TASK OBJECTIVE → If a line holds the word "touch", copy it from the entries.

* * *

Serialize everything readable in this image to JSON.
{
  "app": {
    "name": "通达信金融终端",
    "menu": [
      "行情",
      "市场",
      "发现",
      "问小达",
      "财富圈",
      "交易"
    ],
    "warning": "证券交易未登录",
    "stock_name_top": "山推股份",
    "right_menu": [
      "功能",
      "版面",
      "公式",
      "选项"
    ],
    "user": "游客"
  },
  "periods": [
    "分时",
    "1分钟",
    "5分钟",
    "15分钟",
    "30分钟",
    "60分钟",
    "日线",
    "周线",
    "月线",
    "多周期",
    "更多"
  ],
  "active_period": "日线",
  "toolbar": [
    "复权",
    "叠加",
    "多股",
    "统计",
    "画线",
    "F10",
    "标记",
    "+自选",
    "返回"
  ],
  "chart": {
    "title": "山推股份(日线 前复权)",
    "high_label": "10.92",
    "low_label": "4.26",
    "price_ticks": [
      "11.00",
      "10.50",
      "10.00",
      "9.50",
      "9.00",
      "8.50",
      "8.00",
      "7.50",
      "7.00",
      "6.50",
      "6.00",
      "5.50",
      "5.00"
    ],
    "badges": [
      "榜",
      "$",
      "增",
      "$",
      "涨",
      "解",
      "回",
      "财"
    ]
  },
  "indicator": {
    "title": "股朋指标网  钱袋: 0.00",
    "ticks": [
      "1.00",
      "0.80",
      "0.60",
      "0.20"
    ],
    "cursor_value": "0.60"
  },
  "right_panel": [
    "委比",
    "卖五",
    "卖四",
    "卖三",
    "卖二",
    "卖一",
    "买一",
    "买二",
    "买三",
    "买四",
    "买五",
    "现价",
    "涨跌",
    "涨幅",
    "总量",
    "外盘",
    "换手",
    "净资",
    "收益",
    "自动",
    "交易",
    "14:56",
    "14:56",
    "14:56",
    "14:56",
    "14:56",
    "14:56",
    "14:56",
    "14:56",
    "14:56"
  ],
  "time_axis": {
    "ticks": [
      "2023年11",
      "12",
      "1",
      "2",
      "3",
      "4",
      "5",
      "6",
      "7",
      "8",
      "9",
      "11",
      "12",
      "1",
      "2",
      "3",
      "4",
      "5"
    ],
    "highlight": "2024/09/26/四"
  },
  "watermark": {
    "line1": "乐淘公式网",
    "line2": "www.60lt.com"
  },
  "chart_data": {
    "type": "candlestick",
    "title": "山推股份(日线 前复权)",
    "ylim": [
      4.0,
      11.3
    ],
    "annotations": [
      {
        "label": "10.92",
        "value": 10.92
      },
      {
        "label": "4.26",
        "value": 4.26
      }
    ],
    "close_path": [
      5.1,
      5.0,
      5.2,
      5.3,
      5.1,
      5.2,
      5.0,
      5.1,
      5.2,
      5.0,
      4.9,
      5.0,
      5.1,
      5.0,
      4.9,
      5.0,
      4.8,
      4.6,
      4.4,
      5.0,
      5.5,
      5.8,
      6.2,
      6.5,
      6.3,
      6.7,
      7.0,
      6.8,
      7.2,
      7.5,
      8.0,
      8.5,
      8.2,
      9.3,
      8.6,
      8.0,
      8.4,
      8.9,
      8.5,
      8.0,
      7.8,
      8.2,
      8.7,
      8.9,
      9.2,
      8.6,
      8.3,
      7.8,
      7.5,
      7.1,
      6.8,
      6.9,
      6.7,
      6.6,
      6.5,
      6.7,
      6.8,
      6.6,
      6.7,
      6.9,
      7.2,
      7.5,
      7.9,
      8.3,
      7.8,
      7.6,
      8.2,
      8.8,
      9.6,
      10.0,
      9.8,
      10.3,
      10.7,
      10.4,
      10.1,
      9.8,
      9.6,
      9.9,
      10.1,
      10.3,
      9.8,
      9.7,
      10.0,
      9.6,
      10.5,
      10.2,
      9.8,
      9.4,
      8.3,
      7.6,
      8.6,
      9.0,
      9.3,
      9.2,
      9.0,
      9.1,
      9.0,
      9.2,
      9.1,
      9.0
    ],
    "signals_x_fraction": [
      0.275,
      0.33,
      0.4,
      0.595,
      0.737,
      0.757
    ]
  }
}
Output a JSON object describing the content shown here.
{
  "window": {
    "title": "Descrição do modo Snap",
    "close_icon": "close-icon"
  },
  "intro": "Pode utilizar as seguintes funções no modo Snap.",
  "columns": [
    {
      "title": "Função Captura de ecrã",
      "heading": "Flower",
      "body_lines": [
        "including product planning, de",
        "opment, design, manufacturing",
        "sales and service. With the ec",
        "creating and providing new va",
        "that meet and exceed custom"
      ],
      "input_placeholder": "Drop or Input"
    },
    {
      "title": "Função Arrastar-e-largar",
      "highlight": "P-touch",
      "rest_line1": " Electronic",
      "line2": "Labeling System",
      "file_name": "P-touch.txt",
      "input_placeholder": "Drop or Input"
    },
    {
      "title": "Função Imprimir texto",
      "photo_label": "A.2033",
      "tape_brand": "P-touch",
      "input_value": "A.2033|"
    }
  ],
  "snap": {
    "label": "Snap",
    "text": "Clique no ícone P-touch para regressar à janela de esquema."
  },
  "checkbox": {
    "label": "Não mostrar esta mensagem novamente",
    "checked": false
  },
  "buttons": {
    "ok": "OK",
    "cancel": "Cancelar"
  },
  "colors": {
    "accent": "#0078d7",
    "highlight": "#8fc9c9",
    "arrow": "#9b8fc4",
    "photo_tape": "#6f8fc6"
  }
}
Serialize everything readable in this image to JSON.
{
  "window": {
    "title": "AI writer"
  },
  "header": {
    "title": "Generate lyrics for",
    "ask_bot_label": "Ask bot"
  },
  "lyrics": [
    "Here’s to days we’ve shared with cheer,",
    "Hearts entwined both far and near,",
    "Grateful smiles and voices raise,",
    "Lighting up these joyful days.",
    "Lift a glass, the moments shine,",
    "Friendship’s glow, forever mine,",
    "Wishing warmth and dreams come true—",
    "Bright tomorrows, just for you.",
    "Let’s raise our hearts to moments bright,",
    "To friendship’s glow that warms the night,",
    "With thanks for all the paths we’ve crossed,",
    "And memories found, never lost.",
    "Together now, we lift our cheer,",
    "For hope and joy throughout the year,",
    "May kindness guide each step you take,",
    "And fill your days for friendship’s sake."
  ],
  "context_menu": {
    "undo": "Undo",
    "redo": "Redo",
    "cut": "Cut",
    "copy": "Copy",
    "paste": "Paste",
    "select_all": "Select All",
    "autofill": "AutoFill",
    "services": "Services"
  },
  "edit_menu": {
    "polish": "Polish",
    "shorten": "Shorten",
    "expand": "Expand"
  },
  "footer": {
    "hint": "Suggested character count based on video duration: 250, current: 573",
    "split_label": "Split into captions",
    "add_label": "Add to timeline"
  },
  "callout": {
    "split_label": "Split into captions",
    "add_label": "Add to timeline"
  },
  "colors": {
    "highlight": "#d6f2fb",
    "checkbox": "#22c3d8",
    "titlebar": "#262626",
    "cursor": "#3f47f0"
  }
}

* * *

EXPECTED ANSWER →
      "highlight": "P-touch",
      "file_name": "P-touch.txt",
      "tape_brand": "P-touch",
    "text": "Clique no ícone P-touch para regressar à janela de esquema."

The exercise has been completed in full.